Experts have warned for decades of potential water scarcity in many regions, but over the past decade the warnings have nearly morphed into large-scale catastrophes. In 2014, water in reservoirs supplying Sao Paulo, Brazil dropped to just five percent of capacity, and residents found themselves on the threshold of severe shortages. In 2017, the mayor of Cape Town warned residents of the impending arrival of “Day Zero,” when critically low reservoir levels would trigger a shutoff of city taps and lead to queues of residents waiting for water at standpipes.

Selling the Steady State Economy

by Gary Gardner

The looks I get are familiar at this point: the blank stare screaming What do you mean, a no-growth economy? The frown of doubt that silently demands, Are you crazy? This is how skepticism about degrowth and steady-state economics manifests in my own life.

The work of a steady-state proponent is not for the faint of heart, to be sure. Steady state economies are sorely needed today but are far from being widely understood,

“I Know You’re Malthusian, But What Am I?”

by John Mirisch

Times are evidently rough for our natalist, growthmaniac friends.

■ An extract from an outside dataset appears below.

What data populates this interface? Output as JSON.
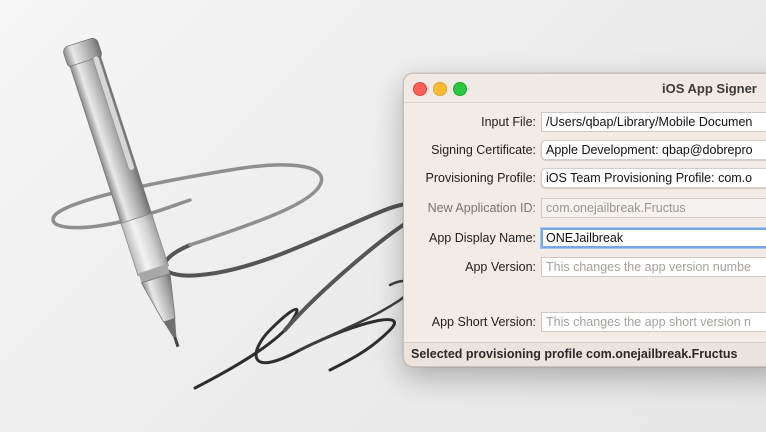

More people than ever are questioning their agenda of increasing the planet’s population beyond the current 8 billion people (double the level of less than fifty years ago) in the name of “progress” and profit. Yet the growthmaniacs’ only response to anyone who links human population and ecological overshoot is to scream “Malthus!” at the top of their lungs (although some Marvel fanboy growthmaniacs have been known to respond “Thanos!” instead).

A Steady State Sustains All Boats

by Gregory M. Mikkelson

An important recent article on resource use and its environmental impacts starts from the premise that “the planet’s resources and ecosystems are a commons, and… all people are entitled to an equal, sustainable share.” Alas, the world today deviates wildly from this norm. Indeed, inequality—of resource use, but also of income and wealth—is extremely high today and is actually worsened by economic growth. What’s more, it is bad for our politics,

Even AI Understands Limits to Growth

by Cole Thompson

Artificial Intelligence, or AI, is attracting great attention as working AI systems become accessible to the public. The AI claim is that it can digest the mass of knowledge that humanity has made public, then perform cognitive tasks with that knowledge or answer questions with speed and accuracy. This has many implications, some potentially worrisome. But when AI works well, it can serve up some interesting “truths.”

While AI does not generate authoritative or definitive information—you wouldn’t bet your savings on its output—my sense is that its findings often deserve a hearing.

A “Final Warning” on Climate

by Gary Gardner

Last week the Intergovernmental Panel on Climate Change (IPCC) issued what Greenpeace International called the “final warning” in the global effort to limit warming to 1.5 degrees Celsius (2.7° Fahrenheit) above preindustrial levels. After three decades of increasingly insistent wake-up calls, the Panel laid out the sobering reality: Meeting the temperature goal set by the global community in 2015 is impossible without an immediate response, “a quantum leap in climate action,” in the words of United Nations Secretary General Antonio Guterres.